Barrington Hills doctor adapts to volcano holdup
John Prunskis of Barrington Hills knows the frustration being felt these days by tens of thousands of business and vacation travelers around the world.
Like them, he saw his foreign travel plans immediately and unexpectedly dashed by the explosion of a volcano in Iceland. He was set to fly to Germany and then to Lithuania to participate in his first hearing of the World Lithuanian Community Commission.
But ash from the erupting volcano canceled his flight, so instead, at 1 a.m. each day this week, Prunskis is logging onto his computer for live coverage and dialing up Skype to attend virtually.
"I set up two computers, side by side, so we could see each other and ask questions," said Prunskis.
Prunskis is among thousands of passengers stranded since April 15 when their Europe-bound flights were canceled after the Eyjafjallajokull volcano erupted, sending an unprecedented amount of ash several miles into the air.
The ominous clouds brought the ailing airline industry to a standstill over Europe, as thousands of flights were canceled and millions of dollars were lost. Industry authorities were worried about dangerous conditions from the ash clogging plane engines.
On Monday, 38 inbound and outbound European flights were canceled at O'Hare International Airport, due to the ash. More than 150 flights from O'Hare to Europe have been canceled since April 15, said Karen Pride, spokeswoman for the Chicago Department of Aviation.
"But some airlines at O'Hare International Airport anticipate they may initiate departures to European destinations later (Monday)," Pride said.
Prunskis, a physician, founder and co-medical director of Elgin-based Illinois Pain Institute, is of Lithuanian descent. While he was born in Chicago, his parents fled Vilnius, Lithuania, in 1944 when it was Communist controlled. His parents were doctors who first arrived in Boston and later settled in Chicago.
Last fall, Prunskis was elected a member of the Lithuanian parliamentary commission, a government group that focuses on major issues, including health care, energy and the economy, and aims to bring in people of Lithuanian heritage to help replenish talent that had been lost there during Communist rule.

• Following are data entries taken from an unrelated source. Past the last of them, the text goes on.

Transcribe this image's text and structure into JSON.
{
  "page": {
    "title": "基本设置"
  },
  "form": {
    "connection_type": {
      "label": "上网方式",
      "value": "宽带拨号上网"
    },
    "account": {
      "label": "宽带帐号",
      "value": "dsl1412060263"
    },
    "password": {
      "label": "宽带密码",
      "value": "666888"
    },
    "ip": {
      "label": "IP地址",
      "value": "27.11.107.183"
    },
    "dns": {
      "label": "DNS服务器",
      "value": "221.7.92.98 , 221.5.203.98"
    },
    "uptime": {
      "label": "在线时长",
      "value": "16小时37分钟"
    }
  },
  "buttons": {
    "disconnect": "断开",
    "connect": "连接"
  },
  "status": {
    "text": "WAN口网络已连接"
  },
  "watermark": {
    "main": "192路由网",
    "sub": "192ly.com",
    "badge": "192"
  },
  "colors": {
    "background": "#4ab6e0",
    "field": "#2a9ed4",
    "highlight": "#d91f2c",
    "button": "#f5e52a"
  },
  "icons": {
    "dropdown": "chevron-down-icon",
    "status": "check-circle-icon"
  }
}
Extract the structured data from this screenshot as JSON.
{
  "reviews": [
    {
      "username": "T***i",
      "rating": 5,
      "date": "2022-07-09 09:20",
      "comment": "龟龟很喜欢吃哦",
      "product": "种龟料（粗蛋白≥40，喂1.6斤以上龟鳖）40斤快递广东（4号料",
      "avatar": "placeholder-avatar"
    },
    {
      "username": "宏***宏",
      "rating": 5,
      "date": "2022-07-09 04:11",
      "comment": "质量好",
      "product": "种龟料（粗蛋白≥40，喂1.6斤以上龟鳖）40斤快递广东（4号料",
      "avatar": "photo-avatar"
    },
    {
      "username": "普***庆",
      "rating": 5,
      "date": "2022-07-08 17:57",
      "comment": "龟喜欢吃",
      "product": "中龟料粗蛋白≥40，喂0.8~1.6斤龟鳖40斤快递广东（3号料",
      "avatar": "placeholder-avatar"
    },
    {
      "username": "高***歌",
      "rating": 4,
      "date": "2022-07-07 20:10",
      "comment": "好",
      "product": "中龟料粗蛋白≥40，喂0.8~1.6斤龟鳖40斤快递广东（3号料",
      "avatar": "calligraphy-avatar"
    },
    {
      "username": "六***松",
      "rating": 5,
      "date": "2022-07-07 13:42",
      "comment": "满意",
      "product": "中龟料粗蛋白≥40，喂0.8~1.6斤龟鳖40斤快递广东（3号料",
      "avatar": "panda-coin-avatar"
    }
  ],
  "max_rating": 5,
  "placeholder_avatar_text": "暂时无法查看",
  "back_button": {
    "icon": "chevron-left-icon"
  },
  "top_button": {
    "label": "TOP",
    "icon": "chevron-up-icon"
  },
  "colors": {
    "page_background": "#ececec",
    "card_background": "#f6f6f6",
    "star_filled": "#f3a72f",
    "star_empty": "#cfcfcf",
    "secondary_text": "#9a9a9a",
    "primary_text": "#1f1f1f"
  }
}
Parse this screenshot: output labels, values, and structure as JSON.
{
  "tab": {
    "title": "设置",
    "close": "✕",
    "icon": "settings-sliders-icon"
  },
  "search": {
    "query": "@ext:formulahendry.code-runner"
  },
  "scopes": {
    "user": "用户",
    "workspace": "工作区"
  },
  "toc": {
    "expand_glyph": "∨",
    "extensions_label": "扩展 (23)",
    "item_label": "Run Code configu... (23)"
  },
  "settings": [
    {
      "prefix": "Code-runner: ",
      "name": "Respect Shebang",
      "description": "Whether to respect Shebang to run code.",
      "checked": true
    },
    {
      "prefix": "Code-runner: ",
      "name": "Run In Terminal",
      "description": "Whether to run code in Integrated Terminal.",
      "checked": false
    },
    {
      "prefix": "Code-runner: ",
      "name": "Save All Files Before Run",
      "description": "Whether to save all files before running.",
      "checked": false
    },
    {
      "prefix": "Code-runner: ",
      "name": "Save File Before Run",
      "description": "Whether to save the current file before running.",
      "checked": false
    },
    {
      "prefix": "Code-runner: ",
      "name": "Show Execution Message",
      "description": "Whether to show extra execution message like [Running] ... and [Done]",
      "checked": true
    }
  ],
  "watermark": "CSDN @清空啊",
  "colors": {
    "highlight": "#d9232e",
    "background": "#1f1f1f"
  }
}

Prunskis' term is three years and he's required to fly to Lithuania once every six months to participate in the hearings.
The meetings take place all week at 1 a.m. Chicago time and end around 10 a.m., so Prunskis shifted his daytime schedule so he could log on. This round of hearings continues through Friday.
His next hearing will be in October.
Despite the cancellation, he didn't lose anything on his tickets. He'd paid for them with frequent flier miles and the airlines reimbursed the mileage and added a small amount of cash to cover taxes he would have to pay.
Still, he said he's missing the interaction with other commission members and an evening reception hosted by the U.S. ambassador at the U.S. Embassy.
"There is absolutely no question it would have been better for me to be there in person," Prunskis said.